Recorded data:
------

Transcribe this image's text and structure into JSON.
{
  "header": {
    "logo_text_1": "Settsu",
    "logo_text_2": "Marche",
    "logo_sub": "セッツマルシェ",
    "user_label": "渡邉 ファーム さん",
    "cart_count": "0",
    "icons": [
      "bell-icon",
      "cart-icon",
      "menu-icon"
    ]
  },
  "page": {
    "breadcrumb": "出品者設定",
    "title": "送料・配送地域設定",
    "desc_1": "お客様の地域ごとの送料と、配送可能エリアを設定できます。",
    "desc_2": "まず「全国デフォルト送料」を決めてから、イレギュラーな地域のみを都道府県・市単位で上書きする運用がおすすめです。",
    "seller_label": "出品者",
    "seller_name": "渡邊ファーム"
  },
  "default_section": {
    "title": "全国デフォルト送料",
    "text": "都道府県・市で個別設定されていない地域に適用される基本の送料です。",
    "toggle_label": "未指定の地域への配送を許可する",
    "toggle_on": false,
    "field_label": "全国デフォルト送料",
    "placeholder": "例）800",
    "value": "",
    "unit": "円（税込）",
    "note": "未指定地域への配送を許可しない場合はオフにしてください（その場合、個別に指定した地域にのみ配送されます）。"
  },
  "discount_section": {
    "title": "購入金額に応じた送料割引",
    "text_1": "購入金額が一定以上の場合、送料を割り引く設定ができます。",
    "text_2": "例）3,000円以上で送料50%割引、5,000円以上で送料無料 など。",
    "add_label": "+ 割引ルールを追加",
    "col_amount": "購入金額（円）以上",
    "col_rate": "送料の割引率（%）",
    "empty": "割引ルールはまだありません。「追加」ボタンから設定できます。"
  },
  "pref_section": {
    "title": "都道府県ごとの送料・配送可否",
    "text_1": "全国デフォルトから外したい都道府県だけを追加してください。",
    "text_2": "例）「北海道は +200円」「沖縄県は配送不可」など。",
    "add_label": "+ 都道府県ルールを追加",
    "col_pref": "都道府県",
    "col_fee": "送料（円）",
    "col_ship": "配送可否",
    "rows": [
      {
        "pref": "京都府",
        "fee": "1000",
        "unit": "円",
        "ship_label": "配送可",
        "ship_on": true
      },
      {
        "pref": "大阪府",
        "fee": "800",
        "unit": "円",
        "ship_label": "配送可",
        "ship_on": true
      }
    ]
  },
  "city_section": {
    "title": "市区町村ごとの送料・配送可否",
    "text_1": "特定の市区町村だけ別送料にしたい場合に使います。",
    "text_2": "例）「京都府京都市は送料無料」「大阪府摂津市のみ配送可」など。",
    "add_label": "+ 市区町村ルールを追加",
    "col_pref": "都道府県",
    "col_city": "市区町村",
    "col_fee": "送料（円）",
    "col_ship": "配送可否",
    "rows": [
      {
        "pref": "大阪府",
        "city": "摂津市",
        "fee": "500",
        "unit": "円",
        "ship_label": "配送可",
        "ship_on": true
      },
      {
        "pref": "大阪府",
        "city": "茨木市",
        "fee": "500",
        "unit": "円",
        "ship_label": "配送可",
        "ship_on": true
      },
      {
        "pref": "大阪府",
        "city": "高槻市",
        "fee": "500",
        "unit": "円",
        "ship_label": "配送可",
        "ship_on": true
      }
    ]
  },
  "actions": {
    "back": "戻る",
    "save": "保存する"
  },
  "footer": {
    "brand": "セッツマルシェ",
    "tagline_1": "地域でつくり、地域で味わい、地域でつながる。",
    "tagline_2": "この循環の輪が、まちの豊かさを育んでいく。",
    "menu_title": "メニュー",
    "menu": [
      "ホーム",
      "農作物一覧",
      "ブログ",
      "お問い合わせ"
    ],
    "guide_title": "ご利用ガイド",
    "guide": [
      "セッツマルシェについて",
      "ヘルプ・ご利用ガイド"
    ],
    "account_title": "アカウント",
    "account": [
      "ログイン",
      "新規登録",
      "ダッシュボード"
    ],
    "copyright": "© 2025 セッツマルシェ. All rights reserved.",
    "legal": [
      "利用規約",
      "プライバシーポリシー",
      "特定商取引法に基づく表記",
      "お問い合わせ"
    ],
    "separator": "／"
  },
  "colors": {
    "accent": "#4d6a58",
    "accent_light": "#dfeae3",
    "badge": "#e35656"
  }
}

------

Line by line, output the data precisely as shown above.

Transcribe this image's text and structure into JSON.
{
  "header": {
    "logo_text_1": "Settsu",
    "logo_text_2": "Marche",
    "logo_sub": "セッツマルシェ",
    "user_label": "渡邉 ファーム さん",
    "cart_count": "0",
    "icons": [
      "bell-icon",
      "cart-icon",
      "menu-icon"
    ]
  },
  "page": {
    "breadcrumb": "出品者設定",
    "title": "送料・配送地域設定",
    "desc_1": "お客様の地域ごとの送料と、配送可能エリアを設定できます。",
    "desc_2": "まず「全国デフォルト送料」を決めてから、イレギュラーな地域のみを都道府県・市単位で上書きする運用がおすすめです。",
    "seller_label": "出品者",
    "seller_name": "渡邊ファーム"
  },
  "default_section": {
    "title": "全国デフォルト送料",
    "text": "都道府県・市で個別設定されていない地域に適用される基本の送料です。",
    "toggle_label": "未指定の地域への配送を許可する",
    "toggle_on": false,
    "field_label": "全国デフォルト送料",
    "placeholder": "例）800",
    "value": "",
    "unit": "円（税込）",
    "note": "未指定地域への配送を許可しない場合はオフにしてください（その場合、個別に指定した地域にのみ配送されます）。"
  },
  "discount_section": {
    "title": "購入金額に応じた送料割引",
    "text_1": "購入金額が一定以上の場合、送料を割り引く設定ができます。",
    "text_2": "例）3,000円以上で送料50%割引、5,000円以上で送料無料 など。",
    "add_label": "+ 割引ルールを追加",
    "col_amount": "購入金額（円）以上",
    "col_rate": "送料の割引率（%）",
    "empty": "割引ルールはまだありません。「追加」ボタンから設定できます。"
  },
  "pref_section": {
    "title": "都道府県ごとの送料・配送可否",
    "text_1": "全国デフォルトから外したい都道府県だけを追加してください。",
    "text_2": "例）「北海道は +200円」「沖縄県は配送不可」など。",
    "add_label": "+ 都道府県ルールを追加",
    "col_pref": "都道府県",
    "col_fee": "送料（円）",
    "col_ship": "配送可否",
    "rows": [
      {
        "pref": "京都府",
        "fee": "1000",
        "unit": "円",
        "ship_label": "配送可",
        "ship_on": true
      },
      {
        "pref": "大阪府",
        "fee": "800",
        "unit": "円",
        "ship_label": "配送可",
        "ship_on": true
      }
    ]
  },
  "city_section": {
    "title": "市区町村ごとの送料・配送可否",
    "text_1": "特定の市区町村だけ別送料にしたい場合に使います。",
    "text_2": "例）「京都府京都市は送料無料」「大阪府摂津市のみ配送可」など。",
    "add_label": "+ 市区町村ルールを追加",
    "col_pref": "都道府県",
    "col_city": "市区町村",
    "col_fee": "送料（円）",
    "col_ship": "配送可否",
    "rows": [
      {
        "pref": "大阪府",
        "city": "摂津市",
        "fee": "500",
        "unit": "円",
        "ship_label": "配送可",
        "ship_on": true
      },
      {
        "pref": "大阪府",
        "city": "茨木市",
        "fee": "500",
        "unit": "円",
        "ship_label": "配送可",
        "ship_on": true
      },
      {
        "pref": "大阪府",
        "city": "高槻市",
        "fee": "500",
        "unit": "円",
        "ship_label": "配送可",
        "ship_on": true
      }
    ]
  },
  "actions": {
    "back": "戻る",
    "save": "保存する"
  },
  "footer": {
    "brand": "セッツマルシェ",
    "tagline_1": "地域でつくり、地域で味わい、地域でつながる。",
    "tagline_2": "この循環の輪が、まちの豊かさを育んでいく。",
    "menu_title": "メニュー",
    "menu": [
      "ホーム",
      "農作物一覧",
      "ブログ",
      "お問い合わせ"
    ],
    "guide_title": "ご利用ガイド",
    "guide": [
      "セッツマルシェについて",
      "ヘルプ・ご利用ガイド"
    ],
    "account_title": "アカウント",
    "account": [
      "ログイン",
      "新規登録",
      "ダッシュボード"
    ],
    "copyright": "© 2025 セッツマルシェ. All rights reserved.",
    "legal": [
      "利用規約",
      "プライバシーポリシー",
      "特定商取引法に基づく表記",
      "お問い合わせ"
    ],
    "separator": "／"
  },
  "colors": {
    "accent": "#4d6a58",
    "accent_light": "#dfeae3",
    "badge": "#e35656"
  }
}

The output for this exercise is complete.